Banding in Dearborn wasn't very practical for Aspen around her school schedule (and that of the family's cars!). But her clear commitment to bird conservation and science and her maturity spoke to me, and using the Washtenaw County site -- very near her home -- was the answer. It was a pleasure working with her. She is a fast learner and was mastering the basics as the season drew to an end; I hope we can continue the process next year.

Aspen and a female Eastern Towhee.

Part 2: the fruit data
The paper I am working on now is looking at seeds from fruits in the diets of over 300 Hermit and Swainson's Thrushes. I began with them because my previously published paper documented weight gains in these species. Meanwhile, we are still collecting data on other bird species. We have good samples sizes from catbirds (over 200), and a great data set for robins (well over 1000 from the fall seasons alone). Since catbirds and robins nest here, we would like to see if the fruit in their diets differs from the thrushes, which are only here during migration. Since we also have data for robins from summer and winter, we can also look at how their diets change throughout the year. We have also collected over 1000 specimens at the Washtenaw County site for comparison.

I will summarize a very demanding and interesting season of data on fruit availability and diet sampling in my next post.

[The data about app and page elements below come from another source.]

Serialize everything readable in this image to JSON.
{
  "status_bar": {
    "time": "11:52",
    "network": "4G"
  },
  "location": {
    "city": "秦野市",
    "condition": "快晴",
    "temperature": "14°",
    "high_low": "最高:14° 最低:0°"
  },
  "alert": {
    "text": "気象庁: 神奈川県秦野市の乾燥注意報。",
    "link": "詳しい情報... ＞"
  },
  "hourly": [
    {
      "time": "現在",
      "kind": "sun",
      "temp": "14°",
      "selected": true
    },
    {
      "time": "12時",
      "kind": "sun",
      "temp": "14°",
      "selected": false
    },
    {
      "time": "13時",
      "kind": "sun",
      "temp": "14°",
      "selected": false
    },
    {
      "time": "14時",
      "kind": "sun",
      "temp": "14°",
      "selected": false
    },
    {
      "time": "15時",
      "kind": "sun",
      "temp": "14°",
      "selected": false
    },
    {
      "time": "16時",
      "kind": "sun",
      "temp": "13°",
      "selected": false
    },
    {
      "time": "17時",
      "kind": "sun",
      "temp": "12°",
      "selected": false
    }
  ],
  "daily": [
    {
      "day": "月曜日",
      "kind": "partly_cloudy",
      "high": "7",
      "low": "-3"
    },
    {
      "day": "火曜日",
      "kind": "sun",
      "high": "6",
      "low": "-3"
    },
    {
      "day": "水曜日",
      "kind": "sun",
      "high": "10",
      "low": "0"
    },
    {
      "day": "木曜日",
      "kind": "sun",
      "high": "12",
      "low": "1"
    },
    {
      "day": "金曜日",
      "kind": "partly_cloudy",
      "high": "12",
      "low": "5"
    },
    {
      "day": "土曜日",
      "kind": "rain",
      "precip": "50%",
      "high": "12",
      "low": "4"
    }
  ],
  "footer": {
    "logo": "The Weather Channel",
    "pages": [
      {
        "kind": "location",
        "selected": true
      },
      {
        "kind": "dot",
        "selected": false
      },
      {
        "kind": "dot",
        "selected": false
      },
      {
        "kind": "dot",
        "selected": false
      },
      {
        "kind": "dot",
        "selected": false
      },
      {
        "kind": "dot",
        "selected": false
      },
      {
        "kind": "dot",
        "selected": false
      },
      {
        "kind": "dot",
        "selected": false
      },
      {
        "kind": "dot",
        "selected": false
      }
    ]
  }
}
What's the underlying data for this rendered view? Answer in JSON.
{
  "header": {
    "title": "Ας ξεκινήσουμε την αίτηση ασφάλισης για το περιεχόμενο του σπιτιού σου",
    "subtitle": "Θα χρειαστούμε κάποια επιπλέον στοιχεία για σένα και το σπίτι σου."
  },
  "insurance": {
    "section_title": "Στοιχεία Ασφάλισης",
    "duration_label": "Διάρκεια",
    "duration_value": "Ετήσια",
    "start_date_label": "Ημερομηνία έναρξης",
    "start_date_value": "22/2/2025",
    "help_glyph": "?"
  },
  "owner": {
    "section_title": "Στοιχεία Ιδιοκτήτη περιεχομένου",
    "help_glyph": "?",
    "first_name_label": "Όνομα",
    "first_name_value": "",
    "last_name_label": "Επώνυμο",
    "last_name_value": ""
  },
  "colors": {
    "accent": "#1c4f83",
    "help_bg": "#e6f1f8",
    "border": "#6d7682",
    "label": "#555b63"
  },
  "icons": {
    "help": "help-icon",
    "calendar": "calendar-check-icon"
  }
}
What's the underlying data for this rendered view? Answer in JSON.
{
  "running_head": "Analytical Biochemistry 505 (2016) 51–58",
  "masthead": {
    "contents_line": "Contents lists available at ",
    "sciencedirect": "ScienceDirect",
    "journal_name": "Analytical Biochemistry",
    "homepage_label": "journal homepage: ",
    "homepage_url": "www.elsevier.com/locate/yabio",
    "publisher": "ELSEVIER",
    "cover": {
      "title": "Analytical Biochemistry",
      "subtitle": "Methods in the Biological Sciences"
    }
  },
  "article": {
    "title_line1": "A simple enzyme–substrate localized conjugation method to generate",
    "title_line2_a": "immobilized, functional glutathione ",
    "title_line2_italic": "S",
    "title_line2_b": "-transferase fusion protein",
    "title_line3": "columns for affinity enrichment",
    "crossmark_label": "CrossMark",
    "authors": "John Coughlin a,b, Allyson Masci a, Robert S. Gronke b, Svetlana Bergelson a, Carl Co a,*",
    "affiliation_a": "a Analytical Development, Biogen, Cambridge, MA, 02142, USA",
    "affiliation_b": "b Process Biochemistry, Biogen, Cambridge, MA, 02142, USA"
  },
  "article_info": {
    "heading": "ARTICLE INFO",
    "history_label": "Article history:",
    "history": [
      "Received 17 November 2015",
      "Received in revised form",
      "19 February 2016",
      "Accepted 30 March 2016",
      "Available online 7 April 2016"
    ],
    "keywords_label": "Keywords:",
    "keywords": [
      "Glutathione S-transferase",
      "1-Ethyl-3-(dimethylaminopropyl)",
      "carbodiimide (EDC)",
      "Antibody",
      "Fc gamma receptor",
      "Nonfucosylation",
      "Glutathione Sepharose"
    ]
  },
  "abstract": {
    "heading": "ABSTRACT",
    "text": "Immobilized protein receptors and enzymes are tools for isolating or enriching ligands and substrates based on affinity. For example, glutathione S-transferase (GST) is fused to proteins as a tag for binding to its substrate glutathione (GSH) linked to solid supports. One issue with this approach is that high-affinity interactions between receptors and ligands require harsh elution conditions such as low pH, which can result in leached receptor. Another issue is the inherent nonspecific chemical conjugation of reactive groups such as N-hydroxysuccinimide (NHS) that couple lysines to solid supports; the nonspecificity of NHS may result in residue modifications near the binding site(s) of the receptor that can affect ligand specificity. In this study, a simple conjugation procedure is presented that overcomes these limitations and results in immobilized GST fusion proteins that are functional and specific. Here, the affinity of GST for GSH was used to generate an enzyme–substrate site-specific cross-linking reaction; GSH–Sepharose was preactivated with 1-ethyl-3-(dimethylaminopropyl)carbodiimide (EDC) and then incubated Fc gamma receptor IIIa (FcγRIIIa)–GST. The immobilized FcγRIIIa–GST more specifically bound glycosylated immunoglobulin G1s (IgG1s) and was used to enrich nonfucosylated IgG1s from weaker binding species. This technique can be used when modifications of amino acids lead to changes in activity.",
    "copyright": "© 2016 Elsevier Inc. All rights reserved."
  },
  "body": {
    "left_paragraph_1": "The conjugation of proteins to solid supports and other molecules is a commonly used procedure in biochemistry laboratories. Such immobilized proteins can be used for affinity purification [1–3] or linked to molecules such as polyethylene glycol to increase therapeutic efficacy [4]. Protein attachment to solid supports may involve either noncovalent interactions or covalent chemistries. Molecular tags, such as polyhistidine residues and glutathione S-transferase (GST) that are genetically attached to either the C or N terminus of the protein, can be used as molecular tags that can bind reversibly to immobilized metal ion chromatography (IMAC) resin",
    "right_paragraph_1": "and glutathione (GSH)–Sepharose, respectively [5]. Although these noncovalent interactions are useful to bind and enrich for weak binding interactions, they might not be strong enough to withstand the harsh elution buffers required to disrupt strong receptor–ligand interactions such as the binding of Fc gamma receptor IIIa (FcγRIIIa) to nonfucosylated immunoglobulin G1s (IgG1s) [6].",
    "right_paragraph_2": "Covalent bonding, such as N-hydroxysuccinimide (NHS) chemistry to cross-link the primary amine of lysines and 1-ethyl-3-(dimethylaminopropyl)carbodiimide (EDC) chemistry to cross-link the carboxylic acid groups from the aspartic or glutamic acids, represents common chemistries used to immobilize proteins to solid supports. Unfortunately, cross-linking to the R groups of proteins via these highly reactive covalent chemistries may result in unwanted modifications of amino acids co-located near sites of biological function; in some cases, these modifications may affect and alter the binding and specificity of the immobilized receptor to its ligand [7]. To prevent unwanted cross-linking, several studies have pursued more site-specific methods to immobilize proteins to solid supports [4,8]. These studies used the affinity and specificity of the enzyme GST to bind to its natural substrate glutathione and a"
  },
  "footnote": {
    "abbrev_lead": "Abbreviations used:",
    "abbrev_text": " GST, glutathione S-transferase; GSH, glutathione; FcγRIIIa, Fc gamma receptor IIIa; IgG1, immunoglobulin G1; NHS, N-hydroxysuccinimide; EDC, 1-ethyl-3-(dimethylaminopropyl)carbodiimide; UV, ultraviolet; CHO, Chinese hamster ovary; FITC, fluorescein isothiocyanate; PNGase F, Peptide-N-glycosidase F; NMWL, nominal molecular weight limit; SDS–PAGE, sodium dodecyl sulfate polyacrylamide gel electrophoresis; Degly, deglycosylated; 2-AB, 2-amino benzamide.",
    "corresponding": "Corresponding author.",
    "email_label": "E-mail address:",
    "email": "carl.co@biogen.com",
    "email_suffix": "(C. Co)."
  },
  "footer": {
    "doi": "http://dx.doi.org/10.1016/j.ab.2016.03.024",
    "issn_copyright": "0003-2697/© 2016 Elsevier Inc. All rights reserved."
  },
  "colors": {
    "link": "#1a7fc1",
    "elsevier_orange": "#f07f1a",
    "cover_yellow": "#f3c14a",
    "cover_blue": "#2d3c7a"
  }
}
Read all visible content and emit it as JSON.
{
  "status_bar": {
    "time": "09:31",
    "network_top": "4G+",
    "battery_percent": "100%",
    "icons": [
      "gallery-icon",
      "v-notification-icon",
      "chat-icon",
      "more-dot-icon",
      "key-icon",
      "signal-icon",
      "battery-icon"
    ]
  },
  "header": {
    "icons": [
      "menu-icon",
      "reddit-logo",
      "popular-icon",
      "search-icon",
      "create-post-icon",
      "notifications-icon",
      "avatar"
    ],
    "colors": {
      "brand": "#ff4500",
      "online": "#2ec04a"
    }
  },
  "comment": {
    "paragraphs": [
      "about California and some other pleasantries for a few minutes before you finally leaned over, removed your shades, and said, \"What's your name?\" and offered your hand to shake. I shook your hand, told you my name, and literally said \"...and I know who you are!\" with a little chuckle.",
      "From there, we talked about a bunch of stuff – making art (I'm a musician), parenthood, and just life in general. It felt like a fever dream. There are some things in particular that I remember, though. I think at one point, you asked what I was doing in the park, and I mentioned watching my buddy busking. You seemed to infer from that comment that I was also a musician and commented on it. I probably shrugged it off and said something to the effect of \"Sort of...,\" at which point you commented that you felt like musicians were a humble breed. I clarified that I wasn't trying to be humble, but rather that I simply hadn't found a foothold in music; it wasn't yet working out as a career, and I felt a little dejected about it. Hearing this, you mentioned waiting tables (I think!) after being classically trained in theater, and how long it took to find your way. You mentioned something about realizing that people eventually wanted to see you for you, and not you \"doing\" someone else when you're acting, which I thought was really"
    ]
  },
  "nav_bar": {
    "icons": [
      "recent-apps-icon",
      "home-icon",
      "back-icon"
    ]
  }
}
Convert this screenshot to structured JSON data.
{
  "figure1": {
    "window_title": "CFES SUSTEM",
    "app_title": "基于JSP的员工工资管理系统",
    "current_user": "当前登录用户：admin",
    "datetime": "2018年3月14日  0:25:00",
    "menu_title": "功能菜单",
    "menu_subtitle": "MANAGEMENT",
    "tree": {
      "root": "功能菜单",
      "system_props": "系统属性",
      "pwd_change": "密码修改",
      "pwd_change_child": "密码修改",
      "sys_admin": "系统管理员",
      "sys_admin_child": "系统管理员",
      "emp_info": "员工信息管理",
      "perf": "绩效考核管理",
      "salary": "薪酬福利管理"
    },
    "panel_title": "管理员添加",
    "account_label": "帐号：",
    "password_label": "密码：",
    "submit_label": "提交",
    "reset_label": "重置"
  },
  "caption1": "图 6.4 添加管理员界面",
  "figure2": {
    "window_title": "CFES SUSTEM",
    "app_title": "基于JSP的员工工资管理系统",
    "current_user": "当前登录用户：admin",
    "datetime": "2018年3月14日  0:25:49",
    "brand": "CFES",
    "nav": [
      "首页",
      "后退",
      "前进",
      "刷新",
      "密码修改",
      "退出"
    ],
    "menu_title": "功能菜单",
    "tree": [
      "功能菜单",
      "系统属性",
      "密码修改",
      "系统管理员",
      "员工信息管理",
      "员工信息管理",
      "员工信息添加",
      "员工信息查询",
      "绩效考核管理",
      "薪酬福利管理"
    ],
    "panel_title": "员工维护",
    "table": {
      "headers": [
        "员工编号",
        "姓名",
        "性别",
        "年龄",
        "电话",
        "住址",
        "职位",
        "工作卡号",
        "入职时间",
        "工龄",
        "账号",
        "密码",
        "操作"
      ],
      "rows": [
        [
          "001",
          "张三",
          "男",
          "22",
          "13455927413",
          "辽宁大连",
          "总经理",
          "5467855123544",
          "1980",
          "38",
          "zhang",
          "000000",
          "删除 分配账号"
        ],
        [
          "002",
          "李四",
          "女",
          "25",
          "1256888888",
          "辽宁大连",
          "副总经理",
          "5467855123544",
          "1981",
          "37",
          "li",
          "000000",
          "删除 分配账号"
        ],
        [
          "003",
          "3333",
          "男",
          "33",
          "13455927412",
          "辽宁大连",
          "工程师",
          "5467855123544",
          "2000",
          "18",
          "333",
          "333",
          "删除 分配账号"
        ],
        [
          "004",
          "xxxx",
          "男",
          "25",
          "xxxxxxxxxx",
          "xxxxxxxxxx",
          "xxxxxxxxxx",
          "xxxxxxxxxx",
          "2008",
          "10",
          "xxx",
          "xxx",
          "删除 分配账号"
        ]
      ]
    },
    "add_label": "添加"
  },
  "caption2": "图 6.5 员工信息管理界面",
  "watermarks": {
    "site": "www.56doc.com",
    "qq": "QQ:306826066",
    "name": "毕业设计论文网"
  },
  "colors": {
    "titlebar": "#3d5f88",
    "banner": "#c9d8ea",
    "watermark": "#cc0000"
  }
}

A huge thank you to two people. First, Dana Wloch returned for yet another year of banding and seed processing. This year, measuring fruits and their seeds was added to her repertoire. In past years, she has been supported by grant money. This year, she came in several days a week as a volunteer. Truly, I would have gone insane without her.  At the Washtenaw site, my husband Darrin O'Brien forfeited his Sundays to help out banding and training Aspen. Darrin is a talented bander...and every new bander should get more than one perspective!

*In order to compare different locations or years that may operate the same number of hours but with more or fewer nets, capture rate is calculated by "net-hours." One net hour is one 12-meter net open one hour, or two 6-meter nets open one hour, etc. This rate is often expressed per 100 net-hours for more manageable numbers.